[Collected data entries]
◇ ◇ ◇ ◇ ◇

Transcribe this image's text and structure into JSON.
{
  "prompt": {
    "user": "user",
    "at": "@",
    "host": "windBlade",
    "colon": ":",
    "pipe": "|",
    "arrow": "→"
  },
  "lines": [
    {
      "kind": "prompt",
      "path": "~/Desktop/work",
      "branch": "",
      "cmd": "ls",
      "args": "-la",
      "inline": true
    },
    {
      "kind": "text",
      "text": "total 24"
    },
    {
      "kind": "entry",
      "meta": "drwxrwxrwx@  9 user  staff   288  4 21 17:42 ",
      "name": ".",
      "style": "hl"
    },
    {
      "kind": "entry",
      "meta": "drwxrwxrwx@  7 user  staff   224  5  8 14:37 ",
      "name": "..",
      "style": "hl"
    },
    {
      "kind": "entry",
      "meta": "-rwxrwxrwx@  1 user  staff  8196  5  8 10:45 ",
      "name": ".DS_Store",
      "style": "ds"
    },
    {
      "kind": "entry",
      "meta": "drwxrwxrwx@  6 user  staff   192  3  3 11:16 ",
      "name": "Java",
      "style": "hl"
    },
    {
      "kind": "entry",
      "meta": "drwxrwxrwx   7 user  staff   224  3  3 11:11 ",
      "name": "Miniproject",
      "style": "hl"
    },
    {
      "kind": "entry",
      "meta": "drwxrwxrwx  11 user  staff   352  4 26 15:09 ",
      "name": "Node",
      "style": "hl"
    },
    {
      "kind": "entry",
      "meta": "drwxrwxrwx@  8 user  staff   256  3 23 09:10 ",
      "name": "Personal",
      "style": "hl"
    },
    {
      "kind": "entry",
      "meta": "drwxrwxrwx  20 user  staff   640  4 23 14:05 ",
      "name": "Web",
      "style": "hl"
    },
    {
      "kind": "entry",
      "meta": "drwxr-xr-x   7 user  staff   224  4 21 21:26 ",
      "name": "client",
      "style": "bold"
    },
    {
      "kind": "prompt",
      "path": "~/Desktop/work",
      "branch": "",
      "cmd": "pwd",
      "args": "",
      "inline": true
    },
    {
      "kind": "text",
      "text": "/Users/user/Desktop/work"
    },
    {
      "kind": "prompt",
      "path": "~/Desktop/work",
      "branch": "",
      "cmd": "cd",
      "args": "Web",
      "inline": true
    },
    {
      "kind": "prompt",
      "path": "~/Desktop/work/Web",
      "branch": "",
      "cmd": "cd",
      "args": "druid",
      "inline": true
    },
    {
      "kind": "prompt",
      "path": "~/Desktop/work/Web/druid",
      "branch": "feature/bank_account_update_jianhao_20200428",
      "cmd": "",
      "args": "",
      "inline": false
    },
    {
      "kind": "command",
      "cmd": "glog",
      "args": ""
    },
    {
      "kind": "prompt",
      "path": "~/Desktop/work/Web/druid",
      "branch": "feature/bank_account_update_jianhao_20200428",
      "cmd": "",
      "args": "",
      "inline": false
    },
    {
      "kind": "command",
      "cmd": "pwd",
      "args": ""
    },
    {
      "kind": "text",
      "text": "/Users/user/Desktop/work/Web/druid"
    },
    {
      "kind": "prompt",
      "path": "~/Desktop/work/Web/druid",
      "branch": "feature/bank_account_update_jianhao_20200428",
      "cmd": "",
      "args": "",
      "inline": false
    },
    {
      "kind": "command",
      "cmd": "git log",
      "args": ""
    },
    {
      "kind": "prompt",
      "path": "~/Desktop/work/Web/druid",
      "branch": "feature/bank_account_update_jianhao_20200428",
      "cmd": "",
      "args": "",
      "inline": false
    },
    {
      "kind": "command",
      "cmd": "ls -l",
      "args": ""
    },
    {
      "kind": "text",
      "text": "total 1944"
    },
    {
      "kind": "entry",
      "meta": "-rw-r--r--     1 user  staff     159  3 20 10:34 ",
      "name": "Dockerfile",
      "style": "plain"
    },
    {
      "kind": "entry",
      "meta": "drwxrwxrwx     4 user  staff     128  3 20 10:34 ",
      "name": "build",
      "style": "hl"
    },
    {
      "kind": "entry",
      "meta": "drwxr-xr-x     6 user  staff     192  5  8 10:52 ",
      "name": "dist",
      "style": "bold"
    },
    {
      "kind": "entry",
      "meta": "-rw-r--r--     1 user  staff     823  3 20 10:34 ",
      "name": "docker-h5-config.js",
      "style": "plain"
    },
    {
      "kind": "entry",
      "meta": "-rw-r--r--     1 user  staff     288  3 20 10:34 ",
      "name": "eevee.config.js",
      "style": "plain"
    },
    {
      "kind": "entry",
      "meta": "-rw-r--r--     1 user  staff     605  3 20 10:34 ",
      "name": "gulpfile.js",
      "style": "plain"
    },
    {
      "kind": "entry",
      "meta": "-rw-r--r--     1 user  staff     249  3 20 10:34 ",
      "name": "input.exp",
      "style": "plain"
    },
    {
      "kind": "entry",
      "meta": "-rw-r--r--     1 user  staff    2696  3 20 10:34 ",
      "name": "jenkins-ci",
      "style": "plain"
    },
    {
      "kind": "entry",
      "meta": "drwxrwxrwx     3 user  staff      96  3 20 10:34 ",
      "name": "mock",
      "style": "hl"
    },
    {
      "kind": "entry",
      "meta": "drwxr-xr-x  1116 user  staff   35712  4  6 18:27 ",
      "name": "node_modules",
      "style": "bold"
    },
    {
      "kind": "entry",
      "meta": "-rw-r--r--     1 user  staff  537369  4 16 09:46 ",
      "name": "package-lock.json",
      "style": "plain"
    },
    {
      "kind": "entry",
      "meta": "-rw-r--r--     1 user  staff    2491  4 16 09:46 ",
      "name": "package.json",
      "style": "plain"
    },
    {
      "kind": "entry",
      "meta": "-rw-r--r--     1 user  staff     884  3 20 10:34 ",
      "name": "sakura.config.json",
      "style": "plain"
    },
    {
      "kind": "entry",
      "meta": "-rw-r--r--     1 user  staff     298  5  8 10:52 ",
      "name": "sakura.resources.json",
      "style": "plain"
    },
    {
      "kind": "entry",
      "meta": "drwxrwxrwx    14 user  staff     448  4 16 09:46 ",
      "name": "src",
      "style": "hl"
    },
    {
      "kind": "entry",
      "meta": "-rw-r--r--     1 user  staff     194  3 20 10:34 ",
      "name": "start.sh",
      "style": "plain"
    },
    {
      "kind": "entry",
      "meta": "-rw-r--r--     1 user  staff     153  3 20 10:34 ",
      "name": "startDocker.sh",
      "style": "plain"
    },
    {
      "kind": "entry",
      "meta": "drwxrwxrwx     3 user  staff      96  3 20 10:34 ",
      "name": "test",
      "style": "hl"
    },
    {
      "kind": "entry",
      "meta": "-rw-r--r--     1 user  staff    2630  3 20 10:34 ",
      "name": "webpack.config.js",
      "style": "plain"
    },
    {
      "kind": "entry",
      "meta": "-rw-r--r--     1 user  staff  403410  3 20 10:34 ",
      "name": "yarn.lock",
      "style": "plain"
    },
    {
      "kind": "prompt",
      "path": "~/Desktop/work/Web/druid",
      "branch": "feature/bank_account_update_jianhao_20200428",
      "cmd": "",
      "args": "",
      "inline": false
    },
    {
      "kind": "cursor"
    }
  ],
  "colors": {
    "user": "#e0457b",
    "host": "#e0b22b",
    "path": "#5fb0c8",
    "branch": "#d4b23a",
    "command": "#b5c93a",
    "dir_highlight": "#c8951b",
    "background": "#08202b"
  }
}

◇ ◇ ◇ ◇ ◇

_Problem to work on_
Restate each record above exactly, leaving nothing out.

_Answer section_
Transcribe this image's text and structure into JSON.
{
  "prompt": {
    "user": "user",
    "at": "@",
    "host": "windBlade",
    "colon": ":",
    "pipe": "|",
    "arrow": "→"
  },
  "lines": [
    {
      "kind": "prompt",
      "path": "~/Desktop/work",
      "branch": "",
      "cmd": "ls",
      "args": "-la",
      "inline": true
    },
    {
      "kind": "text",
      "text": "total 24"
    },
    {
      "kind": "entry",
      "meta": "drwxrwxrwx@  9 user  staff   288  4 21 17:42 ",
      "name": ".",
      "style": "hl"
    },
    {
      "kind": "entry",
      "meta": "drwxrwxrwx@  7 user  staff   224  5  8 14:37 ",
      "name": "..",
      "style": "hl"
    },
    {
      "kind": "entry",
      "meta": "-rwxrwxrwx@  1 user  staff  8196  5  8 10:45 ",
      "name": ".DS_Store",
      "style": "ds"
    },
    {
      "kind": "entry",
      "meta": "drwxrwxrwx@  6 user  staff   192  3  3 11:16 ",
      "name": "Java",
      "style": "hl"
    },
    {
      "kind": "entry",
      "meta": "drwxrwxrwx   7 user  staff   224  3  3 11:11 ",
      "name": "Miniproject",
      "style": "hl"
    },
    {
      "kind": "entry",
      "meta": "drwxrwxrwx  11 user  staff   352  4 26 15:09 ",
      "name": "Node",
      "style": "hl"
    },
    {
      "kind": "entry",
      "meta": "drwxrwxrwx@  8 user  staff   256  3 23 09:10 ",
      "name": "Personal",
      "style": "hl"
    },
    {
      "kind": "entry",
      "meta": "drwxrwxrwx  20 user  staff   640  4 23 14:05 ",
      "name": "Web",
      "style": "hl"
    },
    {
      "kind": "entry",
      "meta": "drwxr-xr-x   7 user  staff   224  4 21 21:26 ",
      "name": "client",
      "style": "bold"
    },
    {
      "kind": "prompt",
      "path": "~/Desktop/work",
      "branch": "",
      "cmd": "pwd",
      "args": "",
      "inline": true
    },
    {
      "kind": "text",
      "text": "/Users/user/Desktop/work"
    },
    {
      "kind": "prompt",
      "path": "~/Desktop/work",
      "branch": "",
      "cmd": "cd",
      "args": "Web",
      "inline": true
    },
    {
      "kind": "prompt",
      "path": "~/Desktop/work/Web",
      "branch": "",
      "cmd": "cd",
      "args": "druid",
      "inline": true
    },
    {
      "kind": "prompt",
      "path": "~/Desktop/work/Web/druid",
      "branch": "feature/bank_account_update_jianhao_20200428",
      "cmd": "",
      "args": "",
      "inline": false
    },
    {
      "kind": "command",
      "cmd": "glog",
      "args": ""
    },
    {
      "kind": "prompt",
      "path": "~/Desktop/work/Web/druid",
      "branch": "feature/bank_account_update_jianhao_20200428",
      "cmd": "",
      "args": "",
      "inline": false
    },
    {
      "kind": "command",
      "cmd": "pwd",
      "args": ""
    },
    {
      "kind": "text",
      "text": "/Users/user/Desktop/work/Web/druid"
    },
    {
      "kind": "prompt",
      "path": "~/Desktop/work/Web/druid",
      "branch": "feature/bank_account_update_jianhao_20200428",
      "cmd": "",
      "args": "",
      "inline": false
    },
    {
      "kind": "command",
      "cmd": "git log",
      "args": ""
    },
    {
      "kind": "prompt",
      "path": "~/Desktop/work/Web/druid",
      "branch": "feature/bank_account_update_jianhao_20200428",
      "cmd": "",
      "args": "",
      "inline": false
    },
    {
      "kind": "command",
      "cmd": "ls -l",
      "args": ""
    },
    {
      "kind": "text",
      "text": "total 1944"
    },
    {
      "kind": "entry",
      "meta": "-rw-r--r--     1 user  staff     159  3 20 10:34 ",
      "name": "Dockerfile",
      "style": "plain"
    },
    {
      "kind": "entry",
      "meta": "drwxrwxrwx     4 user  staff     128  3 20 10:34 ",
      "name": "build",
      "style": "hl"
    },
    {
      "kind": "entry",
      "meta": "drwxr-xr-x     6 user  staff     192  5  8 10:52 ",
      "name": "dist",
      "style": "bold"
    },
    {
      "kind": "entry",
      "meta": "-rw-r--r--     1 user  staff     823  3 20 10:34 ",
      "name": "docker-h5-config.js",
      "style": "plain"
    },
    {
      "kind": "entry",
      "meta": "-rw-r--r--     1 user  staff     288  3 20 10:34 ",
      "name": "eevee.config.js",
      "style": "plain"
    },
    {
      "kind": "entry",
      "meta": "-rw-r--r--     1 user  staff     605  3 20 10:34 ",
      "name": "gulpfile.js",
      "style": "plain"
    },
    {
      "kind": "entry",
      "meta": "-rw-r--r--     1 user  staff     249  3 20 10:34 ",
      "name": "input.exp",
      "style": "plain"
    },
    {
      "kind": "entry",
      "meta": "-rw-r--r--     1 user  staff    2696  3 20 10:34 ",
      "name": "jenkins-ci",
      "style": "plain"
    },
    {
      "kind": "entry",
      "meta": "drwxrwxrwx     3 user  staff      96  3 20 10:34 ",
      "name": "mock",
      "style": "hl"
    },
    {
      "kind": "entry",
      "meta": "drwxr-xr-x  1116 user  staff   35712  4  6 18:27 ",
      "name": "node_modules",
      "style": "bold"
    },
    {
      "kind": "entry",
      "meta": "-rw-r--r--     1 user  staff  537369  4 16 09:46 ",
      "name": "package-lock.json",
      "style": "plain"
    },
    {
      "kind": "entry",
      "meta": "-rw-r--r--     1 user  staff    2491  4 16 09:46 ",
      "name": "package.json",
      "style": "plain"
    },
    {
      "kind": "entry",
      "meta": "-rw-r--r--     1 user  staff     884  3 20 10:34 ",
      "name": "sakura.config.json",
      "style": "plain"
    },
    {
      "kind": "entry",
      "meta": "-rw-r--r--     1 user  staff     298  5  8 10:52 ",
      "name": "sakura.resources.json",
      "style": "plain"
    },
    {
      "kind": "entry",
      "meta": "drwxrwxrwx    14 user  staff     448  4 16 09:46 ",
      "name": "src",
      "style": "hl"
    },
    {
      "kind": "entry",
      "meta": "-rw-r--r--     1 user  staff     194  3 20 10:34 ",
      "name": "start.sh",
      "style": "plain"
    },
    {
      "kind": "entry",
      "meta": "-rw-r--r--     1 user  staff     153  3 20 10:34 ",
      "name": "startDocker.sh",
      "style": "plain"
    },
    {
      "kind": "entry",
      "meta": "drwxrwxrwx     3 user  staff      96  3 20 10:34 ",
      "name": "test",
      "style": "hl"
    },
    {
      "kind": "entry",
      "meta": "-rw-r--r--     1 user  staff    2630  3 20 10:34 ",
      "name": "webpack.config.js",
      "style": "plain"
    },
    {
      "kind": "entry",
      "meta": "-rw-r--r--     1 user  staff  403410  3 20 10:34 ",
      "name": "yarn.lock",
      "style": "plain"
    },
    {
      "kind": "prompt",
      "path": "~/Desktop/work/Web/druid",
      "branch": "feature/bank_account_update_jianhao_20200428",
      "cmd": "",
      "args": "",
      "inline": false
    },
    {
      "kind": "cursor"
    }
  ],
  "colors": {
    "user": "#e0457b",
    "host": "#e0b22b",
    "path": "#5fb0c8",
    "branch": "#d4b23a",
    "command": "#b5c93a",
    "dir_highlight": "#c8951b",
    "background": "#08202b"
  }
}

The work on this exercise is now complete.